I Can Only Imagine does have the issue many music biopics have, and that's the desire to be completionist, so to speak, in their narrative. Many moments — such as Bart's short-lived football career, his mother coming back into his life, which is only noted in epilogue, his on/off relationship with Shannon, and the sense of time — are either downplayed or completely omitted in favor of moving the story along. Some of this could reasonably be blamed for the partially padded out third act, where a lot of things come together that could've had a greater impact had we seen them better illustrated over the course of the film (Bart and Shannon's romance is a big one).
I cannot take away from the film's real strength in being a downright well-told story, however, and one that deals with forgiveness in an emotionally cathartic manner. Generally speaking, I have a hard time going along with many faith-based stories of forgiveness; a good part of that is due to my belief that some people are just unworthy of being afforded such a difficult state of mind in a person. Bart isn't shown reading several passages of Leviticus nor attending church on Sunday and being moved by the pew's rendition of "Amazing Grace." He also doesn't talk with an old soul much wiser than himself to hear him expound upon how he only has one father, and though he isn't perfect, he's still a man whom Bart should love in respect. In Bart's incredibly trying journey to forgive his father, he is shown coming to it in his own way, through music, which was the tool he used to cope when him and his mother were at the mercy of their patriarch's violent tirades. The screenwriters show how the strength of one's outlet can be used to do something that many of us might've never thought we could do, and that's much more difficult to portray than the treacly path to forgiveness that we see unfold in many like-minded films.

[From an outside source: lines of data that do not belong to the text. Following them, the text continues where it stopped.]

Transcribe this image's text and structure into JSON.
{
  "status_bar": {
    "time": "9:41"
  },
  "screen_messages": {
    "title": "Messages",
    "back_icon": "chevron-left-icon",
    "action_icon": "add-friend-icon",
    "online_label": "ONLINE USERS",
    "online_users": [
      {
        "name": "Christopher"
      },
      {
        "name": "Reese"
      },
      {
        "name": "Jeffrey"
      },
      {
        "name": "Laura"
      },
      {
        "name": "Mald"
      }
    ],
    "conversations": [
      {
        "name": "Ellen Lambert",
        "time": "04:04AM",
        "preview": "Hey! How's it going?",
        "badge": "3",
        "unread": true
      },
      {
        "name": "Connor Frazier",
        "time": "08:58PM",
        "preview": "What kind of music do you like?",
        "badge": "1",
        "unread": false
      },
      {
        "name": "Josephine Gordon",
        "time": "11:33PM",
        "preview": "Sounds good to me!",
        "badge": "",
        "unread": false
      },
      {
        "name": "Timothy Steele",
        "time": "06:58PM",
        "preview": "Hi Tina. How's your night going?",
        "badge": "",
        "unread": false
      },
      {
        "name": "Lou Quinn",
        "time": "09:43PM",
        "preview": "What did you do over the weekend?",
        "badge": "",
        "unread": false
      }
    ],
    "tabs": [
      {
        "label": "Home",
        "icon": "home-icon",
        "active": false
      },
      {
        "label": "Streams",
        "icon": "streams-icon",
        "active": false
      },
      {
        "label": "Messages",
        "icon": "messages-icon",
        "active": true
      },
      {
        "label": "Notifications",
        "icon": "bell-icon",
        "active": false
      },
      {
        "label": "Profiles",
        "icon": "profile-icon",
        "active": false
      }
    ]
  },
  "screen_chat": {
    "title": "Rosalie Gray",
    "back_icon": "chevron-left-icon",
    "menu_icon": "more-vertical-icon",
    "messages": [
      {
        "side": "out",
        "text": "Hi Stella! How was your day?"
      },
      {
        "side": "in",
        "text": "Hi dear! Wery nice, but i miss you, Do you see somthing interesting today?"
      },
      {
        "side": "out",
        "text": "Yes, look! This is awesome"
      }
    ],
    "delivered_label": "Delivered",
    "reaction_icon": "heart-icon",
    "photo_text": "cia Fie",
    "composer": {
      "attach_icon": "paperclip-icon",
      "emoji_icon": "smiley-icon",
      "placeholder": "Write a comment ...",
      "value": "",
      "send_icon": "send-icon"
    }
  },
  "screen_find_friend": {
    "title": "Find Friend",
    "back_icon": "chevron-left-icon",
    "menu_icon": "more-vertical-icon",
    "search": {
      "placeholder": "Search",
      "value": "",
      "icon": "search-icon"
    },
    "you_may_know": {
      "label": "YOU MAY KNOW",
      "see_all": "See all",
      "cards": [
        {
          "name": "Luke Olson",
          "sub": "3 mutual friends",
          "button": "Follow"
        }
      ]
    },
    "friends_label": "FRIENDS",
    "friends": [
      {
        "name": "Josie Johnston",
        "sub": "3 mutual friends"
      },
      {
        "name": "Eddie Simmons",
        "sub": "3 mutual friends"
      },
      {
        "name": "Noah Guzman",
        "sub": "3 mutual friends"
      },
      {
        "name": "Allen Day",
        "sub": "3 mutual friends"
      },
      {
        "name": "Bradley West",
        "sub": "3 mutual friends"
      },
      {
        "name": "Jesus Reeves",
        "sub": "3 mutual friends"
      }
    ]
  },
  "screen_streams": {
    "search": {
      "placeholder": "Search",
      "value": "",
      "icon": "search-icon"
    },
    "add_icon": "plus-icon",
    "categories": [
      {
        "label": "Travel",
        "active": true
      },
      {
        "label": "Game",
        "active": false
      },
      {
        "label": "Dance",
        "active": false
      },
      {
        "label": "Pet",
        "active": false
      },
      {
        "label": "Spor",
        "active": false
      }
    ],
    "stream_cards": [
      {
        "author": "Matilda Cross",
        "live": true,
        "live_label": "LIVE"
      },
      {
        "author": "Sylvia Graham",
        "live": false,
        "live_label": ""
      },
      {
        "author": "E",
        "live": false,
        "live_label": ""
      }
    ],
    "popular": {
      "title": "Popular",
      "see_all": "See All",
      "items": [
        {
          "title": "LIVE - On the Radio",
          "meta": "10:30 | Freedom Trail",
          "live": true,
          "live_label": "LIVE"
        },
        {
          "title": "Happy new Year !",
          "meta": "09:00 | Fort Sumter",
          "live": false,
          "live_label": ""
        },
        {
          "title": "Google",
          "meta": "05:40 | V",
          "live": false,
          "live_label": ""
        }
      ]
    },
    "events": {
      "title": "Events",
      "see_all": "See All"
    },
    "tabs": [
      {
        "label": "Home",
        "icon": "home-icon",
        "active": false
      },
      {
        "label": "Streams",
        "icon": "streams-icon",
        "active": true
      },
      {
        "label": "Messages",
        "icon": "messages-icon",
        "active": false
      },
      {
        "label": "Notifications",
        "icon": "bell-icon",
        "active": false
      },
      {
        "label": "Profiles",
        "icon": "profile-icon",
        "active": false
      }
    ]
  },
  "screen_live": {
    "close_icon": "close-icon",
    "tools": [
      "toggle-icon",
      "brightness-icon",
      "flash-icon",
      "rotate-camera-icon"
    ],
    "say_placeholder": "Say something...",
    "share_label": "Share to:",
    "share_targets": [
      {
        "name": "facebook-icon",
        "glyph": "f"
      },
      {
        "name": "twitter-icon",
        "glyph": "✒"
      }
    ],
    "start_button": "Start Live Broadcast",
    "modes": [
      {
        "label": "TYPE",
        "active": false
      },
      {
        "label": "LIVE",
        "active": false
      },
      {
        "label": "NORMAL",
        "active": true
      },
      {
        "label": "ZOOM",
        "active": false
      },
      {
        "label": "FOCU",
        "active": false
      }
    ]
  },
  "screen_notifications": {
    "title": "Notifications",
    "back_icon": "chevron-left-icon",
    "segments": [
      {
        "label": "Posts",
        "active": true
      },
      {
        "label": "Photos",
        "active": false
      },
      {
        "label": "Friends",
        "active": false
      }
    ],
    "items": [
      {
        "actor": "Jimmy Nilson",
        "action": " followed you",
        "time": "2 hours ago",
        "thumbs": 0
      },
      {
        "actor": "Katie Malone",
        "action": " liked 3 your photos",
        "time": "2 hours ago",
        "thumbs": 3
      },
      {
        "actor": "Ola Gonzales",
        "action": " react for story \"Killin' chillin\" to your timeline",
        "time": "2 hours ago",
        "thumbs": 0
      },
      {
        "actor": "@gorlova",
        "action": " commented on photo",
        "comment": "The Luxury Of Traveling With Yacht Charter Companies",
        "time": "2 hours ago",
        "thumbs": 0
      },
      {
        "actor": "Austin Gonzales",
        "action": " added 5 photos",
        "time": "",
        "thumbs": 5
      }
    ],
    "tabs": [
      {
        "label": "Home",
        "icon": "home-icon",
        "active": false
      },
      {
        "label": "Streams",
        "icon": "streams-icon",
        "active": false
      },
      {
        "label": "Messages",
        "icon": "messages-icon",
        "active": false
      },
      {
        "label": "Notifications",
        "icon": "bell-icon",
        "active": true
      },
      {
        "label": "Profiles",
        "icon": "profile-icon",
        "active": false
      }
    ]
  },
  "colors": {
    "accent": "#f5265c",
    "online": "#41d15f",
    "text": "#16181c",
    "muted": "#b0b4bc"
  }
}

I make it a priority to seek out as many Christian films I can in a given year for a variety of reasons, and every so often, it leads me to a real gem like I Can Only Imagine. A sweetly inspired and emotionally involved drama that rises above the common pitfalls of its formula, it delivers a pleasant affirmation of the human spirit in a well-acted work of drama. Finally, give it some credit for also including its titular song in the film, something past films like Beer for My Horses and Take Me Home Tonight couldn't even manage to swing.